Joachim Hyam Rubinstein.jpeg
J. Hyam Rubinstein in 2005
(photo from MFO)
BornMarch 7, 1948
Alma materUniversity of California, Berkeley
Known for3-sphere recognition
AwardsAustralian Mathematical Society Medal
George Szekeres Medal (2008)
Hannan Medal (2003)
Scientific career
Fieldslow-dimensional topology
Doctoral advisorJohn Robert Stallings

Joachim Hyam Rubinstein FAA (born 7 March 1948, in Melbourne) is an Australian top mathematician specialising in low-dimensional topology;[1] he is currently serving as a professor in the Department of Mathematics and Statistics at the University of Melbourne.

He has spoken and written widely on the state of the mathematical sciences in Australia, with particular focus on the impacts of reduced Government spending for university mathematics departments.[2][3][4]


In 1965, Rubinstein matriculated (i.e. graduated) from Melbourne High School in Melbourne, Australia winning the maximum of four exhibitions. In 1969, he graduated from Monash University in Melbourne, with a B.Sc.(Honours) degree in mathematics.

In 1974, Rubinstein received his Ph.D. from the University of California, Berkeley under the advisership of John Stallings. His dissertation was on the topic of Isotopies of Incompressible Surfaces in Three Dimensional Manifolds.[5]

Research interests[edit]
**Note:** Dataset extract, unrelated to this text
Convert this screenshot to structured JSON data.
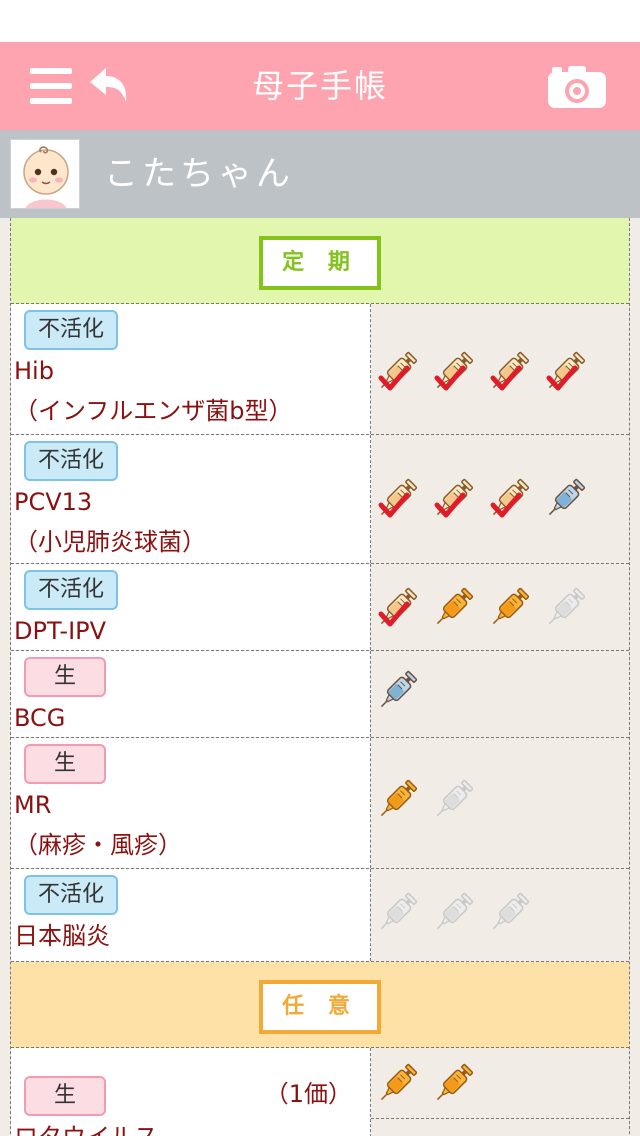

His major contributions include results involving almost normal Heegaard splittings and the closely related joint work with Jon T. Pitts relating strongly irreducible Heegaard splittings to minimal surfaces, joint work with William Jaco on special triangulations of 3-manifolds (namely 0-efficient and 1-efficient triangulations), and joint work with Martin Scharlemann on the Rubinstein–Scharlemann graphic. He is a key figure in the algorithmic theory of 3-manifolds, and one of the initial developers of the Regina program, which implements his 3-sphere recognition algorithm.

His research interests also include: shortest networks applied to underground mine design, machine learning, learning theory, financial mathematics, and stock market trading systems.


  • From July 11 to 22, 2011, a workshop and conference in his honour, jointly titled “Hyamfest: Geometry & Topology Down Under”, were held at the University of Melbourne.[7]


  1. ^ "Hyam Rubinstein". www.science.org.au. Retrieved 2020-12-31.
  2. ^ Universities' Maths Departments Suffer Cutbacks, 2008-03-19. http://www.abc.net.au/pm/content/2008/s2194629.htm
  3. ^ A National Strategy for Mathematical Sciences in Australia, 2009-03-03. http://www.amsi.org.au/pdfs/National_Mats_strategy.pdf
  4. ^ Rebuilding the Mathematical Sciences, 2009. http://www.atse.org.au/index.php?sectionid=1299
  5. ^ J. Hyam Rubinstein at the Mathematics Genealogy Project
  6. ^ List of Fellows of the American Mathematical Society, retrieved 2013-07-07.
  7. ^ "Asia Pacific Math Newsletter". www.asiapacific-mathnews.com. Retrieved 2020-12-31.

External links[edit]